Without skipping a line, reproduce the entries exactly.

Web page and app entries:
▬▬▬▬▬▬▬▬▬▬

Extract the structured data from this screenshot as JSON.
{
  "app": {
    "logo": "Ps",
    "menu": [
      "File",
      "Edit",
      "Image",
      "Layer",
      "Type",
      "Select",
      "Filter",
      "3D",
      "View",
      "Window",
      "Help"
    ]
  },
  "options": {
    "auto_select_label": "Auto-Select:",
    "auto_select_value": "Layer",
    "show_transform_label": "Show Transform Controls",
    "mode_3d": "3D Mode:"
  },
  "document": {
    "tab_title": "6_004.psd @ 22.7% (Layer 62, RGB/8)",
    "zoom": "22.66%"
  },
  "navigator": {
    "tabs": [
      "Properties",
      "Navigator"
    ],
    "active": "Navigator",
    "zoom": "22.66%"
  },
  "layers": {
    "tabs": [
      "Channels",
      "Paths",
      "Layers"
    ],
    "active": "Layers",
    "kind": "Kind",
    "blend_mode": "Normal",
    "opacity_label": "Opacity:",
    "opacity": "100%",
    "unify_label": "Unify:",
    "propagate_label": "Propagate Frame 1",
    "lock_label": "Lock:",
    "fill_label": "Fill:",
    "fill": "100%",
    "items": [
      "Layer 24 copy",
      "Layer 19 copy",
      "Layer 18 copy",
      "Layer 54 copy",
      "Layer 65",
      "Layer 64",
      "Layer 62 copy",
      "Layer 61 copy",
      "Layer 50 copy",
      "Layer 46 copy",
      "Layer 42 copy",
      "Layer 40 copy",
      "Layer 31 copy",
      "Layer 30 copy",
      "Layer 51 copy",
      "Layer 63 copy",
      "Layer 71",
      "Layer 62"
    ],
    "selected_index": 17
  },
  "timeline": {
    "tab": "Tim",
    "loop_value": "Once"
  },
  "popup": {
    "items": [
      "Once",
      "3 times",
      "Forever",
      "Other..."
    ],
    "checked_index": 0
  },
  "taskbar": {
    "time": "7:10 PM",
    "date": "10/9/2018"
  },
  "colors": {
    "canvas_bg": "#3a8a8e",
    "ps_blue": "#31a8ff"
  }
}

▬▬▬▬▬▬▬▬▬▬

- Exercise answer -
Extract the structured data from this screenshot as JSON.
{
  "app": {
    "logo": "Ps",
    "menu": [
      "File",
      "Edit",
      "Image",
      "Layer",
      "Type",
      "Select",
      "Filter",
      "3D",
      "View",
      "Window",
      "Help"
    ]
  },
  "options": {
    "auto_select_label": "Auto-Select:",
    "auto_select_value": "Layer",
    "show_transform_label": "Show Transform Controls",
    "mode_3d": "3D Mode:"
  },
  "document": {
    "tab_title": "6_004.psd @ 22.7% (Layer 62, RGB/8)",
    "zoom": "22.66%"
  },
  "navigator": {
    "tabs": [
      "Properties",
      "Navigator"
    ],
    "active": "Navigator",
    "zoom": "22.66%"
  },
  "layers": {
    "tabs": [
      "Channels",
      "Paths",
      "Layers"
    ],
    "active": "Layers",
    "kind": "Kind",
    "blend_mode": "Normal",
    "opacity_label": "Opacity:",
    "opacity": "100%",
    "unify_label": "Unify:",
    "propagate_label": "Propagate Frame 1",
    "lock_label": "Lock:",
    "fill_label": "Fill:",
    "fill": "100%",
    "items": [
      "Layer 24 copy",
      "Layer 19 copy",
      "Layer 18 copy",
      "Layer 54 copy",
      "Layer 65",
      "Layer 64",
      "Layer 62 copy",
      "Layer 61 copy",
      "Layer 50 copy",
      "Layer 46 copy",
      "Layer 42 copy",
      "Layer 40 copy",
      "Layer 31 copy",
      "Layer 30 copy",
      "Layer 51 copy",
      "Layer 63 copy",
      "Layer 71",
      "Layer 62"
    ],
    "selected_index": 17
  },
  "timeline": {
    "tab": "Tim",
    "loop_value": "Once"
  },
  "popup": {
    "items": [
      "Once",
      "3 times",
      "Forever",
      "Other..."
    ],
    "checked_index": 0
  },
  "taskbar": {
    "time": "7:10 PM",
    "date": "10/9/2018"
  },
  "colors": {
    "canvas_bg": "#3a8a8e",
    "ps_blue": "#31a8ff"
  }
}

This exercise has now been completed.